Traditional Chinese medicine (TCM) is a holistic and comprehensive system of health that views the body in accordance with nature. It puts the utmost importance on lifestyle choices and nutrition, and if these fail to bring the body into balance then it is time to look into herbs and acupuncture.
In TCM there is no distinct difference between food and medicine, meaning that food itself can sometimes be all the medicine you need. Food is viewed as a powerful tool to help create and maintain wellness.
In contrast with western medicine, the role of food and medicine in traditional Chinese medicine overlap. For example, a water melon is food, but it can also have a medical effect during hot days because of its hydrating properties.
The ancient clans of China, dating back to 2200 BC, started to discover the different medical values of herbs while they were still hunting and gathering. Some foods relieved their illness, some caused death. Over time, and in concourse with the growth of Chinese philosophy, medical theories were developed.
However, there are also some foods that are considered more “medicine” than “food,” for example, ginseng. When it comes to this “medicine,” a person should consult a practitioner, since eating it could make your body worse. Why? Foods have different natures, and all of us have different bodies that interact differently with different foods.
In traditional Chinese medicine, food is divided into four natures, called “siqi” (四氣) : cold 寒, cool 涼, neutral 溫 , warm and hot 熱 . The nature of food is not determined by their actual temperature, but rather by what effects they have on a person’s body after consumption. When a person continually eats one type of food, it creates an imbalance in their body, and affects their immune system. Thus, one of the keys in Chinese medicine is to keep our body “neutral.”
Foods that are warm and hot bring heat to our bodies — e.g. beef, coffee, ginger, hot chilies and fried foods — while cold and cool foods cool down our bodies– think of salad, cheese, green tea, and beer. Neutral foods are foods like oil, rice, pork and most kinds of fishes.

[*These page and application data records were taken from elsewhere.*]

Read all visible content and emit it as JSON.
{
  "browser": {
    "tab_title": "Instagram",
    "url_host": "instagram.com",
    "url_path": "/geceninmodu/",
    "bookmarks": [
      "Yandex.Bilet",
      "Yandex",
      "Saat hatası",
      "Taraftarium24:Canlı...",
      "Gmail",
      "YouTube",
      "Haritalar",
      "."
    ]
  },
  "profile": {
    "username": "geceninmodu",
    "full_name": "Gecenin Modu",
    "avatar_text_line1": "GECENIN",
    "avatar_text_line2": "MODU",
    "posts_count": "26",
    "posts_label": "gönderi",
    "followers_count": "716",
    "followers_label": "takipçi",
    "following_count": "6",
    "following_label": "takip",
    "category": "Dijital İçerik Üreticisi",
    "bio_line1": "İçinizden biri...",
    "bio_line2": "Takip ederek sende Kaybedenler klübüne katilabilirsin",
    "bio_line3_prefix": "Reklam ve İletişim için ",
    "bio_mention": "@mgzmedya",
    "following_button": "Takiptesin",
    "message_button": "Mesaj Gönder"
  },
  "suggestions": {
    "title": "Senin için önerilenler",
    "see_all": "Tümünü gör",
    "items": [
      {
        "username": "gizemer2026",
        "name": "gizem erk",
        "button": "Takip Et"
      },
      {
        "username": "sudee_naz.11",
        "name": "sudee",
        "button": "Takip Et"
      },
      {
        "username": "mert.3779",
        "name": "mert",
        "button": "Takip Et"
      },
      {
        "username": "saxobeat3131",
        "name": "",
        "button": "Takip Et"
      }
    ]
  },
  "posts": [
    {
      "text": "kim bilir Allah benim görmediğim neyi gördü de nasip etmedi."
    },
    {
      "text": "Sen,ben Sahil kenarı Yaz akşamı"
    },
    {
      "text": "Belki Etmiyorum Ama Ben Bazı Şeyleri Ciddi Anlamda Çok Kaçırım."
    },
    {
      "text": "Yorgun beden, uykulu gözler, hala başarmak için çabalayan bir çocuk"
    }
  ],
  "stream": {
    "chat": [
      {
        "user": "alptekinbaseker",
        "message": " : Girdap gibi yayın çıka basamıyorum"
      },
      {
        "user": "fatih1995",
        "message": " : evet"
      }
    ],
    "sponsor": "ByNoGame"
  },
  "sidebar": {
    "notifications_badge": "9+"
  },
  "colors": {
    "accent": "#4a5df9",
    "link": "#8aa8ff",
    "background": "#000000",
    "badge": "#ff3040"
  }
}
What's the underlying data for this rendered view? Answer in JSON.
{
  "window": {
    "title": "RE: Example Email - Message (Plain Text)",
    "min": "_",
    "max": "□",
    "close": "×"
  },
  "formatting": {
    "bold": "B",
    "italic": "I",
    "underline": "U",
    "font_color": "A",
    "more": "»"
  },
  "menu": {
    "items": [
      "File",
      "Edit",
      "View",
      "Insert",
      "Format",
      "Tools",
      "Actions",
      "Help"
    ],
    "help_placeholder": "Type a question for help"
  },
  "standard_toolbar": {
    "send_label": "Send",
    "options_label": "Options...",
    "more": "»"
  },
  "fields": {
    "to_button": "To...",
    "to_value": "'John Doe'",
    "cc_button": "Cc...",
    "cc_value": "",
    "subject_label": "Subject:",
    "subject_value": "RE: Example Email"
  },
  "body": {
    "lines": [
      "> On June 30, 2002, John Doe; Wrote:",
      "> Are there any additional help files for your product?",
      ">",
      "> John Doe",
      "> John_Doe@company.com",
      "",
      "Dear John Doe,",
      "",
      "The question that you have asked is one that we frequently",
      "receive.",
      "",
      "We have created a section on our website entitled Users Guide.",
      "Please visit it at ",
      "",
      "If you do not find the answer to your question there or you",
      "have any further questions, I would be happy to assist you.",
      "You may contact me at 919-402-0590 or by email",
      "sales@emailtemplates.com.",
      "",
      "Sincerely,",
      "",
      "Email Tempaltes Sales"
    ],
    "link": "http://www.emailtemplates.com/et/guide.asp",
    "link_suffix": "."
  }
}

The purpose of eating is to find a neutral body state to enable the perfect flow of Qi through our bodies. So, we need to understand our body type first. As we are all uniquely made, our bodies are not all the same. Just the same way, different foods will have different properties that can be matched up to suit the different body types (體質). A person who has too much heat in their body usually feels hot, sweats all the time, is grumpy, has a swollen tongue, or could be constipated. People who have too much cold in their bodies appear pale, have cold hands and feet, might feel weak, or have bad blood circulation. When this happens, we are advised to stop eating that kind of food.